Assignment: Go through the material underneath and show every line where the string "Settings" occurs.

Records for the exercise:
◆ ◆ ◆

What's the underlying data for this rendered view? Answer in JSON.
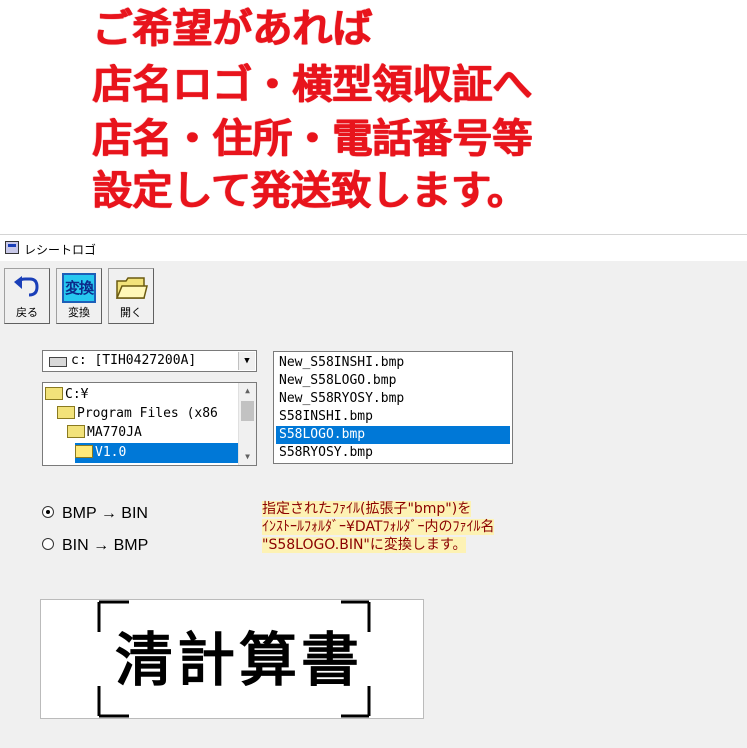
{
  "banner": {
    "lines": [
      "ご希望があれば",
      "店名ロゴ・横型領収証へ",
      "店名・住所・電話番号等",
      "設定して発送致します。"
    ],
    "color": "#e8141c"
  },
  "window": {
    "title": "レシートロゴ"
  },
  "toolbar": {
    "back_label": "戻る",
    "convert_label": "変換",
    "convert_icon_text": "変換",
    "open_label": "開く"
  },
  "drive": {
    "value": "c: [TIH0427200A]"
  },
  "dirs": [
    "C:¥",
    "Program Files (x86",
    "MA770JA",
    "V1.0"
  ],
  "files": [
    "New_S58INSHI.bmp",
    "New_S58LOGO.bmp",
    "New_S58RYOSY.bmp",
    "S58INSHI.bmp",
    "S58LOGO.bmp",
    "S58RYOSY.bmp"
  ],
  "options": {
    "bmp_to_bin": "BMP  →  BIN",
    "bin_to_bmp": "BIN  →  BMP"
  },
  "note": {
    "line1": "指定されたﾌｧｲﾙ(拡張子\"bmp\")を",
    "line2": "ｲﾝｽﾄｰﾙﾌｫﾙﾀﾞｰ¥DATﾌｫﾙﾀﾞｰ内のﾌｧｲﾙ名",
    "line3": "\"S58LOGO.BIN\"に変換します。"
  },
  "preview": {
    "logo_text": "清計算書"
  },
  "colors": {
    "selection": "#0078d7",
    "note_text": "#8b0000",
    "note_highlight": "#fdf2b4"
  }
}
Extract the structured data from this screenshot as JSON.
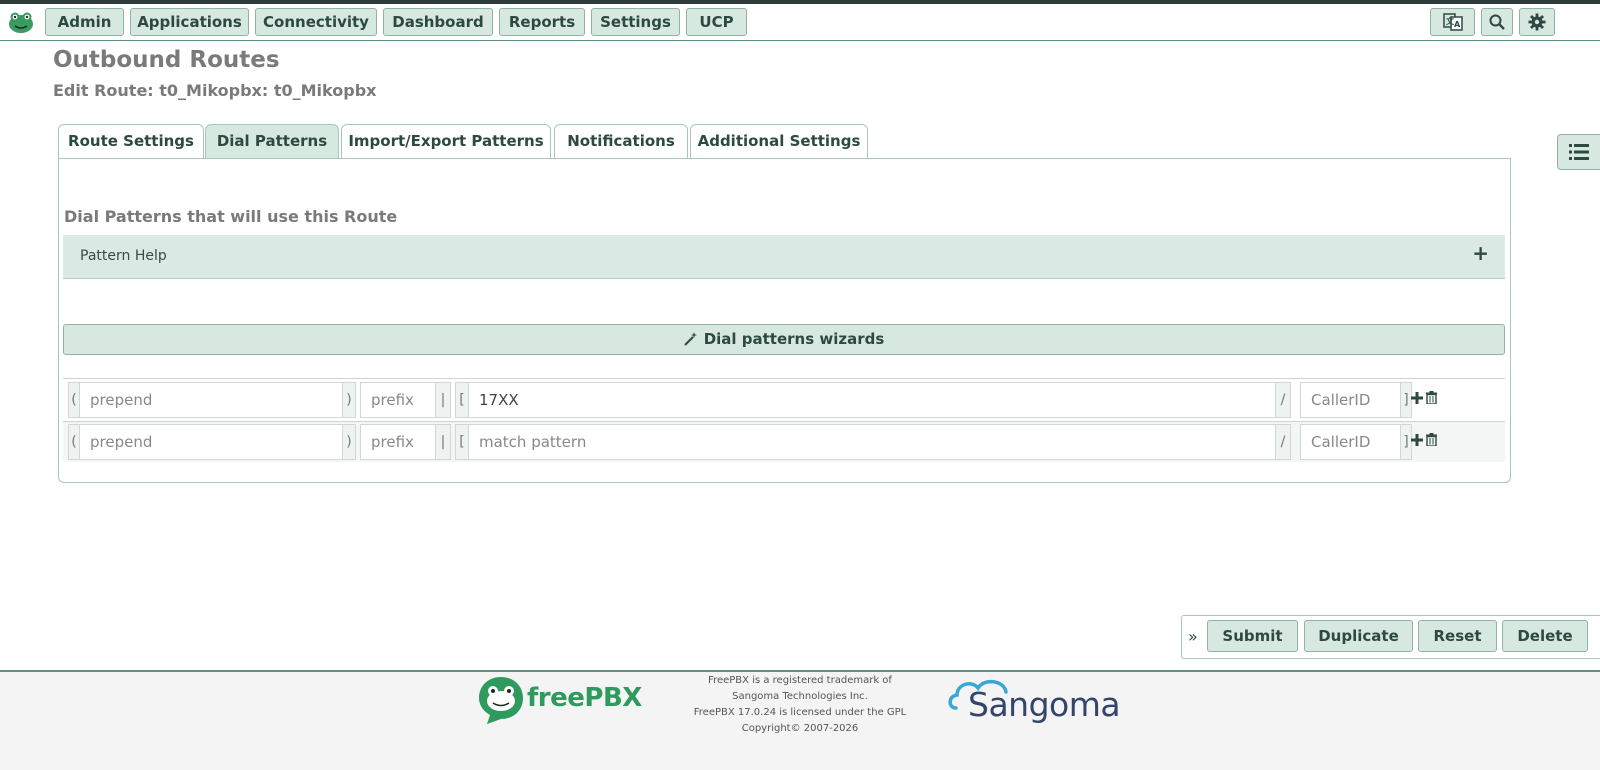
{
  "nav": {
    "items": [
      "Admin",
      "Applications",
      "Connectivity",
      "Dashboard",
      "Reports",
      "Settings",
      "UCP"
    ]
  },
  "page": {
    "title": "Outbound Routes",
    "subtitle": "Edit Route: t0_Mikopbx: t0_Mikopbx"
  },
  "tabs": [
    "Route Settings",
    "Dial Patterns",
    "Import/Export Patterns",
    "Notifications",
    "Additional Settings"
  ],
  "active_tab": "Dial Patterns",
  "section": {
    "title": "Dial Patterns that will use this Route",
    "help_label": "Pattern Help",
    "wizard_label": "Dial patterns wizards"
  },
  "symbols": {
    "open_paren": "(",
    "close_paren": ")",
    "pipe": "|",
    "open_bracket": "[",
    "slash": "/",
    "close_bracket": "]"
  },
  "patterns": [
    {
      "prepend_placeholder": "prepend",
      "prefix_placeholder": "prefix",
      "match_value": "17XX",
      "match_placeholder": "match pattern",
      "callerid_placeholder": "CallerID"
    },
    {
      "prepend_placeholder": "prepend",
      "prefix_placeholder": "prefix",
      "match_value": "",
      "match_placeholder": "match pattern",
      "callerid_placeholder": "CallerID"
    }
  ],
  "actions": {
    "chevron": "»",
    "submit": "Submit",
    "duplicate": "Duplicate",
    "reset": "Reset",
    "delete": "Delete"
  },
  "footer": {
    "line1": "FreePBX is a registered trademark of",
    "line2": "Sangoma Technologies Inc.",
    "line3": "FreePBX 17.0.24 is licensed under the GPL",
    "line4": "Copyright© 2007-2026",
    "freepbx_logo_text": "freePBX",
    "sangoma_logo_text": "Sangoma"
  },
  "colors": {
    "accent": "#d7e8e0",
    "accent_border": "#8fb3a4",
    "text_dark_green": "#2c4a42",
    "freepbx_green": "#2f9a5e",
    "sangoma_blue": "#33456a"
  }
}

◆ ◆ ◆

Your response:
      "Settings",
    "Route Settings",
    "Additional Settings"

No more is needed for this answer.